BEGIN Input for this task

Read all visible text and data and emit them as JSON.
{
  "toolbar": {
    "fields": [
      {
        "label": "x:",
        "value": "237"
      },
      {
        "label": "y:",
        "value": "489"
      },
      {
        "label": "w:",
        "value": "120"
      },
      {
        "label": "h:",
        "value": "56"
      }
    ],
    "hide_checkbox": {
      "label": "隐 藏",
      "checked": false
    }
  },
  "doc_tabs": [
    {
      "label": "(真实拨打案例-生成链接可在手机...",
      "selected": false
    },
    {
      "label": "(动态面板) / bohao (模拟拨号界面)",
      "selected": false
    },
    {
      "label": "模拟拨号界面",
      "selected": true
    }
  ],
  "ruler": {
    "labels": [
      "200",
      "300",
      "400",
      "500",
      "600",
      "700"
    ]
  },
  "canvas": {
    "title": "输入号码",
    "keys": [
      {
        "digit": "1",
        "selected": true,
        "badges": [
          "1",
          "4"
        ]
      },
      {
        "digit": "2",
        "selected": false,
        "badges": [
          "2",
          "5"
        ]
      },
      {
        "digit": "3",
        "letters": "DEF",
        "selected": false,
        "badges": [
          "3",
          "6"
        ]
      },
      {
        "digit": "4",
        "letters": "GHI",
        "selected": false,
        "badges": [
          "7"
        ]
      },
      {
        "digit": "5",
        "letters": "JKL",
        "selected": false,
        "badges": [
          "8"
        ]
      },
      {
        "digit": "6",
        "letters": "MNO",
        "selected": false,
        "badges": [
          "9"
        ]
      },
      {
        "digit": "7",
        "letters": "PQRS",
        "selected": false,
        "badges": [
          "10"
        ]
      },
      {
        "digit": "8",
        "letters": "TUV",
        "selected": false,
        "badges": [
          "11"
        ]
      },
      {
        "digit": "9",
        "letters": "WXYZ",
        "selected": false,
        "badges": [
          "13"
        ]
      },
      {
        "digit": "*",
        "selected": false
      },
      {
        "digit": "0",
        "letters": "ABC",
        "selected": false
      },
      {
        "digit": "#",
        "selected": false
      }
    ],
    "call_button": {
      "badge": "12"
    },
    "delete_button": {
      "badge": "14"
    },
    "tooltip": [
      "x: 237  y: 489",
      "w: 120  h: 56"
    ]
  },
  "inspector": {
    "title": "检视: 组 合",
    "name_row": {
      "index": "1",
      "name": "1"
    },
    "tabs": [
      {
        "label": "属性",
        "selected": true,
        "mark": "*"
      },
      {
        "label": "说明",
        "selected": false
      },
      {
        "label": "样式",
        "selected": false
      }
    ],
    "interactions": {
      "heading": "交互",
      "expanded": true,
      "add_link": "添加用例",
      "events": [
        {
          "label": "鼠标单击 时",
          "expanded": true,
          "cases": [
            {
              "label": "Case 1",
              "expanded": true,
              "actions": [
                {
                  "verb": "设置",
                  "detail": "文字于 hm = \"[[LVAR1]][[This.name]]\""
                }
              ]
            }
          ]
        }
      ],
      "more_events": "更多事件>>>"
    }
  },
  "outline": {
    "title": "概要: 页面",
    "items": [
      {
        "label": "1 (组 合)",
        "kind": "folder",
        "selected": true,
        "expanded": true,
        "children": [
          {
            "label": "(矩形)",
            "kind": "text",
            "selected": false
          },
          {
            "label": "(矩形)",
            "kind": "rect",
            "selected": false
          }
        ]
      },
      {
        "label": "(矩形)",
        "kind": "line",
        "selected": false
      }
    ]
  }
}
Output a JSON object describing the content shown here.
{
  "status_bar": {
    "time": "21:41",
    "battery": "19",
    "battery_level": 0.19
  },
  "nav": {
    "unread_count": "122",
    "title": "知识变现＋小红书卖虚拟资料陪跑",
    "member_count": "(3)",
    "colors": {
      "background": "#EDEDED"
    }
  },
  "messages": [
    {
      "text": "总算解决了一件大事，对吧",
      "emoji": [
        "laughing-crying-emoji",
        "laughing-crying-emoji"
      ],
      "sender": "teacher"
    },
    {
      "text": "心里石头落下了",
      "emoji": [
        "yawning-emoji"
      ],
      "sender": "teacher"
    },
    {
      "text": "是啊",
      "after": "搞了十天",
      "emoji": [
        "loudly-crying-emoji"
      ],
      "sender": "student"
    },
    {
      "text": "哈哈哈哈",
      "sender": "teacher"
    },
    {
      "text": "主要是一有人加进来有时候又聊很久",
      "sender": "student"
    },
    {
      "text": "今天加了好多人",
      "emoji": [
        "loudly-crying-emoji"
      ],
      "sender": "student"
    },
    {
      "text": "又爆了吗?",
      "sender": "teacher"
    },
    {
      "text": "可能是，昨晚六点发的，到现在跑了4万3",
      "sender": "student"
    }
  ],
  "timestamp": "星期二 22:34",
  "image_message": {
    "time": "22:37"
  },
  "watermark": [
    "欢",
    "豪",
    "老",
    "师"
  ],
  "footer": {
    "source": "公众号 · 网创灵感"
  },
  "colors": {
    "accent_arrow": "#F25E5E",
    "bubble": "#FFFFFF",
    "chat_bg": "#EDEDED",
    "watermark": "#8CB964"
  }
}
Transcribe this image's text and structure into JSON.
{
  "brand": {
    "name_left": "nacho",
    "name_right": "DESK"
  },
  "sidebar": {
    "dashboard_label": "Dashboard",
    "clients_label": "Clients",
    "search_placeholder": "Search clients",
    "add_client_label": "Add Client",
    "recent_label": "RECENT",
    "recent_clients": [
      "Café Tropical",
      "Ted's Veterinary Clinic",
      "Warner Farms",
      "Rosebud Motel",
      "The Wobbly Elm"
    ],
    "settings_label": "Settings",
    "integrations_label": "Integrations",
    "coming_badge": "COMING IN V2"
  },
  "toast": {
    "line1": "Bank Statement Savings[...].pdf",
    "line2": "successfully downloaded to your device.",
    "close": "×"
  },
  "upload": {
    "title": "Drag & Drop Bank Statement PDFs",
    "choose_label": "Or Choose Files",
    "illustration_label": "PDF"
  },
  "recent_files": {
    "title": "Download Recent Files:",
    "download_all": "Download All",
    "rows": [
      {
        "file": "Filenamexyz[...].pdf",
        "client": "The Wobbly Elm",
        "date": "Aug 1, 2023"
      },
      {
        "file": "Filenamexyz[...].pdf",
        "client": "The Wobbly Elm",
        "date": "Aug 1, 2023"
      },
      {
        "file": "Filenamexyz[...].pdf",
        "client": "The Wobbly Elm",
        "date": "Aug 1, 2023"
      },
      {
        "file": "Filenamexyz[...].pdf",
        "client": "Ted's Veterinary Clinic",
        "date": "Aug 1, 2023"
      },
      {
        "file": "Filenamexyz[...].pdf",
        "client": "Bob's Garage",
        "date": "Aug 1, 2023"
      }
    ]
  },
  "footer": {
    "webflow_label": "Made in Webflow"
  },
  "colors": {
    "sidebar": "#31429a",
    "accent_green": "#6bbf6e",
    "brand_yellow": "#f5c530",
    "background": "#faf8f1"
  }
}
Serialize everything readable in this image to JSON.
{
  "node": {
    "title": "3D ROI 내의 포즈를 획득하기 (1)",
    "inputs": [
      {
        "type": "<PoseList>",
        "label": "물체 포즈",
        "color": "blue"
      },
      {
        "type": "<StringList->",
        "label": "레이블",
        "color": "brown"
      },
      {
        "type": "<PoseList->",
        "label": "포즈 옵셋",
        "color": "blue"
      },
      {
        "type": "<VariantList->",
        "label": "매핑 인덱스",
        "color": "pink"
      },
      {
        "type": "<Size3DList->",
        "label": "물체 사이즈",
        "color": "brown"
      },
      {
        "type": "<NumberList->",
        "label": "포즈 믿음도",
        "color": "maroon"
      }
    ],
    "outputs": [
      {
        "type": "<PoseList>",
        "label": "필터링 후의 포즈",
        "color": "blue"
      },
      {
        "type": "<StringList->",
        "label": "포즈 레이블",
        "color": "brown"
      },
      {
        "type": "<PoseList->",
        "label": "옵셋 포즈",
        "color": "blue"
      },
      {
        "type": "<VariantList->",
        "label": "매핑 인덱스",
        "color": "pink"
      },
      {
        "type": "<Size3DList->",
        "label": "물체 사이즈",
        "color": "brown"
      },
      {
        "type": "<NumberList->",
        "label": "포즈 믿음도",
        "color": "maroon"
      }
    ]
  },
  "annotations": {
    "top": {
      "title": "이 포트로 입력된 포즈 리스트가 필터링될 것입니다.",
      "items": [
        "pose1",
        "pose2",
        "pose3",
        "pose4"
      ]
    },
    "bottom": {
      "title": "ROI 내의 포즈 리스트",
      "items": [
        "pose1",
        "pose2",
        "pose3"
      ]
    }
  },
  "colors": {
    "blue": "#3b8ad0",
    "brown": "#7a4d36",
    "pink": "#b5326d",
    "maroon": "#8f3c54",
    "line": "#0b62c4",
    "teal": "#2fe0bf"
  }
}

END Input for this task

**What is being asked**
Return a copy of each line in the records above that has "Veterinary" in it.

**Written solution**
      "Ted's Veterinary Clinic",
        "client": "Ted's Veterinary Clinic",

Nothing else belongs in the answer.